By Samuel Shen and Doug Young
SHANGHAI/HONG KONG (Reuters) - Top Chinese lenders ICBC <1398.HK> and Bank of China <3988.HK> signaled a peaking of earnings growth after strong second-quarter profits, as they slow their lending and focus on asset quality.
Chinese banks have benefited over the past year from a jump in interest income and improving margins after the government backed them in a 2009 lending boom to stimulate the economy.
But many fear they may soon have to pay the piper as China tightens liquidity to cool a racing economy, and as regulators require them to prepare for an increase in bad loans if the real estate market starts to decline.
"Banks' profit growth may have peaked as lending is likely to slow in the second half, while there's little room for interest margins to rise further," said Qiu Peng, analyst at Western Securities.
"There's also lingering concern over banks' asset quality in the even of a drastic slowdown in the economy, but so far, there's no signs of deterioration.
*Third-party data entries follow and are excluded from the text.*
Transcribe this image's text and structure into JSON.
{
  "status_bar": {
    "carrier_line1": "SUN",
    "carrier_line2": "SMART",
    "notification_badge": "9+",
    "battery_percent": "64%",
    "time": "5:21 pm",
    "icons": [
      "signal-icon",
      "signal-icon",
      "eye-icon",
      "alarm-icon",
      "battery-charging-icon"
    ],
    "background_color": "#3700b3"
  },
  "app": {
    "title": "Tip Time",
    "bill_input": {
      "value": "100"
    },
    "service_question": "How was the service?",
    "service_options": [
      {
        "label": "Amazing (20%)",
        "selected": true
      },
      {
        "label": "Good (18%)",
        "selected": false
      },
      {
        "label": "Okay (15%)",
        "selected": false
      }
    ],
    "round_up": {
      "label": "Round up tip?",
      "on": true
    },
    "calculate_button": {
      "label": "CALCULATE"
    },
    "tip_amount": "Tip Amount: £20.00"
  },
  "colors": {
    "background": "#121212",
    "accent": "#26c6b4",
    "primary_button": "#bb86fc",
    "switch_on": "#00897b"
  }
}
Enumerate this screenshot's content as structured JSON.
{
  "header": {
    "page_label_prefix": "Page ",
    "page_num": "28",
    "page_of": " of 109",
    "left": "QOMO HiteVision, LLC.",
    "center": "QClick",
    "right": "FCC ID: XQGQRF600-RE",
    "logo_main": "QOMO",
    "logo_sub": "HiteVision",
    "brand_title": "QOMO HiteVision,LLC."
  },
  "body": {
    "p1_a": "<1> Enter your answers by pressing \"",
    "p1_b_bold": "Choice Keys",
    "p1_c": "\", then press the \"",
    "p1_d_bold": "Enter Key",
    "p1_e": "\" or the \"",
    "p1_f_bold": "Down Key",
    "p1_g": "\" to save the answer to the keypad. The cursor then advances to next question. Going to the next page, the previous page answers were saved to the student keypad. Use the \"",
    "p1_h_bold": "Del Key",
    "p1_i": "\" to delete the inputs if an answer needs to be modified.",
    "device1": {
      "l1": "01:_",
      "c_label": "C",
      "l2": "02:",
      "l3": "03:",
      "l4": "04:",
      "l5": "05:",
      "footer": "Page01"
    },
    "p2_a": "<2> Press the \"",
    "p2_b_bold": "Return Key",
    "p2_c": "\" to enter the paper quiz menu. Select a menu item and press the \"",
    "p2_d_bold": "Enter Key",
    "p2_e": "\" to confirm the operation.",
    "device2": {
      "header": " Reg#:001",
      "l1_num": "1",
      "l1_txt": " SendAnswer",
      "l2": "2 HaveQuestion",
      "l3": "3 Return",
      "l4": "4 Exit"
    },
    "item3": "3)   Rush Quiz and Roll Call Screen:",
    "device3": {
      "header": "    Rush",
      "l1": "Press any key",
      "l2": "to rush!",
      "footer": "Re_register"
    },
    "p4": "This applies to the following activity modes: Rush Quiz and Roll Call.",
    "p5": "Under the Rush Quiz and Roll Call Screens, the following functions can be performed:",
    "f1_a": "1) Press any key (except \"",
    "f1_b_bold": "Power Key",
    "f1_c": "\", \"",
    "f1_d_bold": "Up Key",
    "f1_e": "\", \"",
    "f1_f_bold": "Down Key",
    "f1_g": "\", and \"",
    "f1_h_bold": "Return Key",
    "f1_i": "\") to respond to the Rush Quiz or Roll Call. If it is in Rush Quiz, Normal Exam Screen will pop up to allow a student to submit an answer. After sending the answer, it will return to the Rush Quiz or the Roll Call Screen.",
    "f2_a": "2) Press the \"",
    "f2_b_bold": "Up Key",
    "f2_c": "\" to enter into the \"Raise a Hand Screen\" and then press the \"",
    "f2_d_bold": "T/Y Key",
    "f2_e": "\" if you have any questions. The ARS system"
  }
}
But such fears will continue to weigh on banking stocks."
Industrial and Commercial Bank of China (ICBC) <601398.SS> and Bank of China, the country's No. 1 and No. 4 lenders, posted second-quarter profit growth of 38 percent and 15 percent, respectively, on Thursday on the back of the lending boom.
The results capped a season of strong quarterly earnings by Chinese banks, reflecting an economy that grew by a turbo-charged 10.3 percent during the second quarter.
But uncertainties -- from rising bad loans, to a slowing recovery in interest margins and a tightening regulatory environment -- are mounting.
The HSI-Finance Index <.HSNF> which tracks major Hong Kong-listed Chinese banks, is down 10.4 percent this year, nearly double the 5.7 percent drop in the main Hang Seng Index <.HSI>, as investors worry about the sector's health as well as massive planned capital-raisings to replenish their balance sheets.
Responding to Beijing's shift toward monetary tightening, China's banking regulator conducted stress tests on banks this month, asking them to evaluate the impact on their balance sheets in the event of a 60 percent slump in home prices.
The regulator is also diagnosing the health of an estimated $1 trillion worth of loans to local government infrastructure, though results of both tests have not been made public.
To ward off risks, regulators have urged banks to strengthen their books weakened by last year's 9.6 trillion yuan lending binge, triggering a fundraising rush among lenders to raise more than $80 billion dollars in total to buffer potential losses.
DASH FOR CASH
ICBC, in which Goldman Sachs
Bank of China, which raised about $5.9 billion by selling convertible bonds in June, plans to raise up to 60 billion yuan through a rights issue.
The moves come after Agricultural Bank of China's (AgBank) <601288.SS> <1288.HK> record $22.1 billion initial public offering in July and China's Everbright Bank's <601818.SS> roughly $3 billion IPO this month, and are part of a broader series of fund-raising by major banks.
Three of China's "Big Four" state banks -- ICBC, Bank of China and China Construction Bank <0939.HK><601939.SS> -- have so far reported second-quarter profit growth ranging from 15-38 percent, while smaller rivals such as China Merchants Bank <600036.SS> and Everbright Bank posted even faster growth.
China's total loans outstanding rose 19.2 percent during the first half to 47.4 trillion yuan, while net interest margin -- a key measure of banks' lending profitability, recovered during the period.
Banks also benefited from a rapid increase in non-interest incomes as they collected more fees and commissions from selling insurance and mutual fund products.
Shares of ICBC, which has a market value of more than $210 billion, closed down 0.18 percent on Thursday in Hong Kong ahead of the results. The shares have fallen 13 percent so far this year, underperforming the benchmark Hang Seng Index <.HSI>, which has declined 4 percent.
Bank of China's Hong Kong-listed shares were unchanged on Thursday, having fallen 5.7 percent so far this year.
(Editing by Muralikumar Anantharaman)